▶ **Exercise requirements**
What is asked for is the whole listing, given again word for word.
□ □ □ □ □ □ □
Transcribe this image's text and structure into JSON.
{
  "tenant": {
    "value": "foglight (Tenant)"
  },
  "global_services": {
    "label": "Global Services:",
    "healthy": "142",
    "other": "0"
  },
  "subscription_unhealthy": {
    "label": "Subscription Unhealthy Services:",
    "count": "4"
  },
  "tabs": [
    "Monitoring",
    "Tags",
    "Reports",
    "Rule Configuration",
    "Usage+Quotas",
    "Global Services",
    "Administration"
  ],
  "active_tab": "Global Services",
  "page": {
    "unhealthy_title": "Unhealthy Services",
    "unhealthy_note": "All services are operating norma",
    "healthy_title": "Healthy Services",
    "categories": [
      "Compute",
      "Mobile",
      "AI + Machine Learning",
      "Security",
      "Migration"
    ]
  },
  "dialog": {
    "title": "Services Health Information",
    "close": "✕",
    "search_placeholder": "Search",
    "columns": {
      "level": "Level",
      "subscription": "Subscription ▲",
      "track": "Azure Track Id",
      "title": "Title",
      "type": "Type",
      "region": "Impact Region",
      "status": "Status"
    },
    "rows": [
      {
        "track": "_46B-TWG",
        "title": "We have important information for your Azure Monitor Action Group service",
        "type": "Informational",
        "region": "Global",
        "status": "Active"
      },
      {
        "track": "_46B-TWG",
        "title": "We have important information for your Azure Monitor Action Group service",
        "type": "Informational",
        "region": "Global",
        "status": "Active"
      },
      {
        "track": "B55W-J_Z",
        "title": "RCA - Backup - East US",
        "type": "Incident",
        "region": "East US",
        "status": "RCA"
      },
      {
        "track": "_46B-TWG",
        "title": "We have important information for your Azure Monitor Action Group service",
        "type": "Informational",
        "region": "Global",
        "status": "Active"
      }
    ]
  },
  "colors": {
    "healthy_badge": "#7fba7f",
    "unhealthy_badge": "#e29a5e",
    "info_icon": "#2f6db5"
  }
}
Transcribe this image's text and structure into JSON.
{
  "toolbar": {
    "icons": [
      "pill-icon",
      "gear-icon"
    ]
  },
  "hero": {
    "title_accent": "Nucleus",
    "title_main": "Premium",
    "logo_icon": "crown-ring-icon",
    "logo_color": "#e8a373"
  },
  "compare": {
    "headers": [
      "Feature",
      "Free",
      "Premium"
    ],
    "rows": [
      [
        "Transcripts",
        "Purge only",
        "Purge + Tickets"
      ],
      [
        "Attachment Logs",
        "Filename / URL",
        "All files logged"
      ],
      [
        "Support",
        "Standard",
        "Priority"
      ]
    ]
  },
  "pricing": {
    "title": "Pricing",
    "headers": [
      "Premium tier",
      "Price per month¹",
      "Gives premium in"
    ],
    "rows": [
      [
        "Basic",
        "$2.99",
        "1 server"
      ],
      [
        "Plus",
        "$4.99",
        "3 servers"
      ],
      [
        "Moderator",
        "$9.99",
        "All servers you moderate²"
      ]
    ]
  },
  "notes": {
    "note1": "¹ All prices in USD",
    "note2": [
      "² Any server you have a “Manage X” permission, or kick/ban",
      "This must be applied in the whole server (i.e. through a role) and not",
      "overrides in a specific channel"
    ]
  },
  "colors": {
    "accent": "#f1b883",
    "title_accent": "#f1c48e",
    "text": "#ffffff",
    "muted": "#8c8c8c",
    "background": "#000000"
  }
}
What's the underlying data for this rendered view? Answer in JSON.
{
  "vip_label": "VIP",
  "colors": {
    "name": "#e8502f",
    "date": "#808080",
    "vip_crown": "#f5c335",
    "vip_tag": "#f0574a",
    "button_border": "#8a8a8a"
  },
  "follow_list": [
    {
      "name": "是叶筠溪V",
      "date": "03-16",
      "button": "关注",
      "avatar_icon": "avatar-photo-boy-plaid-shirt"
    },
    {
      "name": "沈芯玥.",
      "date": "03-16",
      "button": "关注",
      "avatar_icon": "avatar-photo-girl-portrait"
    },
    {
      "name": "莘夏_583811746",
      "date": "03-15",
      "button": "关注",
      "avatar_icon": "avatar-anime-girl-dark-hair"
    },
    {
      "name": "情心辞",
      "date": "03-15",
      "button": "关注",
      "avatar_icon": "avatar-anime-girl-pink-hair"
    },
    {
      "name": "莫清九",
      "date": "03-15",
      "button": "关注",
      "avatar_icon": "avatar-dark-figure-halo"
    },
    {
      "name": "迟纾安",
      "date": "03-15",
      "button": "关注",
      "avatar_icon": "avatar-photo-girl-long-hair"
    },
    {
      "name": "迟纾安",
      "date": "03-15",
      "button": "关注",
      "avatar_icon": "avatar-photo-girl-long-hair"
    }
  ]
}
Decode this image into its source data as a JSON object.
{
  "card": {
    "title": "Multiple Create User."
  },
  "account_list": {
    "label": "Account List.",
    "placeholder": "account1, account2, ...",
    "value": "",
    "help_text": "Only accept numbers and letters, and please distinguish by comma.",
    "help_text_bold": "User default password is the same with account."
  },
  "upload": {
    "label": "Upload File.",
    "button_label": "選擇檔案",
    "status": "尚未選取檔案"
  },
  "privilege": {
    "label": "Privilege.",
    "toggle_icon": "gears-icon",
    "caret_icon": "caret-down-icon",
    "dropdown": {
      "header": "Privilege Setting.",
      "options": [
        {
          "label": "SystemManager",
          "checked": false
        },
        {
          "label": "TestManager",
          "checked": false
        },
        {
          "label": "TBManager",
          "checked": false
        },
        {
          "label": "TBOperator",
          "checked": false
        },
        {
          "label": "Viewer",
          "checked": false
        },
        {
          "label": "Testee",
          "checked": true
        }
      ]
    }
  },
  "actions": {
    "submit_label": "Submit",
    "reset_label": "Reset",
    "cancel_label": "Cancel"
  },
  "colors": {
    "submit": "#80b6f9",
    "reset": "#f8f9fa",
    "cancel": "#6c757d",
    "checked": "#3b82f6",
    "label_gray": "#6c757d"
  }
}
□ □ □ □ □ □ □
▶ **Task solution**
Transcribe this image's text and structure into JSON.
{
  "tenant": {
    "value": "foglight (Tenant)"
  },
  "global_services": {
    "label": "Global Services:",
    "healthy": "142",
    "other": "0"
  },
  "subscription_unhealthy": {
    "label": "Subscription Unhealthy Services:",
    "count": "4"
  },
  "tabs": [
    "Monitoring",
    "Tags",
    "Reports",
    "Rule Configuration",
    "Usage+Quotas",
    "Global Services",
    "Administration"
  ],
  "active_tab": "Global Services",
  "page": {
    "unhealthy_title": "Unhealthy Services",
    "unhealthy_note": "All services are operating norma",
    "healthy_title": "Healthy Services",
    "categories": [
      "Compute",
      "Mobile",
      "AI + Machine Learning",
      "Security",
      "Migration"
    ]
  },
  "dialog": {
    "title": "Services Health Information",
    "close": "✕",
    "search_placeholder": "Search",
    "columns": {
      "level": "Level",
      "subscription": "Subscription ▲",
      "track": "Azure Track Id",
      "title": "Title",
      "type": "Type",
      "region": "Impact Region",
      "status": "Status"
    },
    "rows": [
      {
        "track": "_46B-TWG",
        "title": "We have important information for your Azure Monitor Action Group service",
        "type": "Informational",
        "region": "Global",
        "status": "Active"
      },
      {
        "track": "_46B-TWG",
        "title": "We have important information for your Azure Monitor Action Group service",
        "type": "Informational",
        "region": "Global",
        "status": "Active"
      },
      {
        "track": "B55W-J_Z",
        "title": "RCA - Backup - East US",
        "type": "Incident",
        "region": "East US",
        "status": "RCA"
      },
      {
        "track": "_46B-TWG",
        "title": "We have important information for your Azure Monitor Action Group service",
        "type": "Informational",
        "region": "Global",
        "status": "Active"
      }
    ]
  },
  "colors": {
    "healthy_badge": "#7fba7f",
    "unhealthy_badge": "#e29a5e",
    "info_icon": "#2f6db5"
  }
}
Transcribe this image's text and structure into JSON.
{
  "toolbar": {
    "icons": [
      "pill-icon",
      "gear-icon"
    ]
  },
  "hero": {
    "title_accent": "Nucleus",
    "title_main": "Premium",
    "logo_icon": "crown-ring-icon",
    "logo_color": "#e8a373"
  },
  "compare": {
    "headers": [
      "Feature",
      "Free",
      "Premium"
    ],
    "rows": [
      [
        "Transcripts",
        "Purge only",
        "Purge + Tickets"
      ],
      [
        "Attachment Logs",
        "Filename / URL",
        "All files logged"
      ],
      [
        "Support",
        "Standard",
        "Priority"
      ]
    ]
  },
  "pricing": {
    "title": "Pricing",
    "headers": [
      "Premium tier",
      "Price per month¹",
      "Gives premium in"
    ],
    "rows": [
      [
        "Basic",
        "$2.99",
        "1 server"
      ],
      [
        "Plus",
        "$4.99",
        "3 servers"
      ],
      [
        "Moderator",
        "$9.99",
        "All servers you moderate²"
      ]
    ]
  },
  "notes": {
    "note1": "¹ All prices in USD",
    "note2": [
      "² Any server you have a “Manage X” permission, or kick/ban",
      "This must be applied in the whole server (i.e. through a role) and not",
      "overrides in a specific channel"
    ]
  },
  "colors": {
    "accent": "#f1b883",
    "title_accent": "#f1c48e",
    "text": "#ffffff",
    "muted": "#8c8c8c",
    "background": "#000000"
  }
}
What's the underlying data for this rendered view? Answer in JSON.
{
  "vip_label": "VIP",
  "colors": {
    "name": "#e8502f",
    "date": "#808080",
    "vip_crown": "#f5c335",
    "vip_tag": "#f0574a",
    "button_border": "#8a8a8a"
  },
  "follow_list": [
    {
      "name": "是叶筠溪V",
      "date": "03-16",
      "button": "关注",
      "avatar_icon": "avatar-photo-boy-plaid-shirt"
    },
    {
      "name": "沈芯玥.",
      "date": "03-16",
      "button": "关注",
      "avatar_icon": "avatar-photo-girl-portrait"
    },
    {
      "name": "莘夏_583811746",
      "date": "03-15",
      "button": "关注",
      "avatar_icon": "avatar-anime-girl-dark-hair"
    },
    {
      "name": "情心辞",
      "date": "03-15",
      "button": "关注",
      "avatar_icon": "avatar-anime-girl-pink-hair"
    },
    {
      "name": "莫清九",
      "date": "03-15",
      "button": "关注",
      "avatar_icon": "avatar-dark-figure-halo"
    },
    {
      "name": "迟纾安",
      "date": "03-15",
      "button": "关注",
      "avatar_icon": "avatar-photo-girl-long-hair"
    },
    {
      "name": "迟纾安",
      "date": "03-15",
      "button": "关注",
      "avatar_icon": "avatar-photo-girl-long-hair"
    }
  ]
}
Decode this image into its source data as a JSON object.
{
  "card": {
    "title": "Multiple Create User."
  },
  "account_list": {
    "label": "Account List.",
    "placeholder": "account1, account2, ...",
    "value": "",
    "help_text": "Only accept numbers and letters, and please distinguish by comma.",
    "help_text_bold": "User default password is the same with account."
  },
  "upload": {
    "label": "Upload File.",
    "button_label": "選擇檔案",
    "status": "尚未選取檔案"
  },
  "privilege": {
    "label": "Privilege.",
    "toggle_icon": "gears-icon",
    "caret_icon": "caret-down-icon",
    "dropdown": {
      "header": "Privilege Setting.",
      "options": [
        {
          "label": "SystemManager",
          "checked": false
        },
        {
          "label": "TestManager",
          "checked": false
        },
        {
          "label": "TBManager",
          "checked": false
        },
        {
          "label": "TBOperator",
          "checked": false
        },
        {
          "label": "Viewer",
          "checked": false
        },
        {
          "label": "Testee",
          "checked": true
        }
      ]
    }
  },
  "actions": {
    "submit_label": "Submit",
    "reset_label": "Reset",
    "cancel_label": "Cancel"
  },
  "colors": {
    "submit": "#80b6f9",
    "reset": "#f8f9fa",
    "cancel": "#6c757d",
    "checked": "#3b82f6",
    "label_gray": "#6c757d"
  }
}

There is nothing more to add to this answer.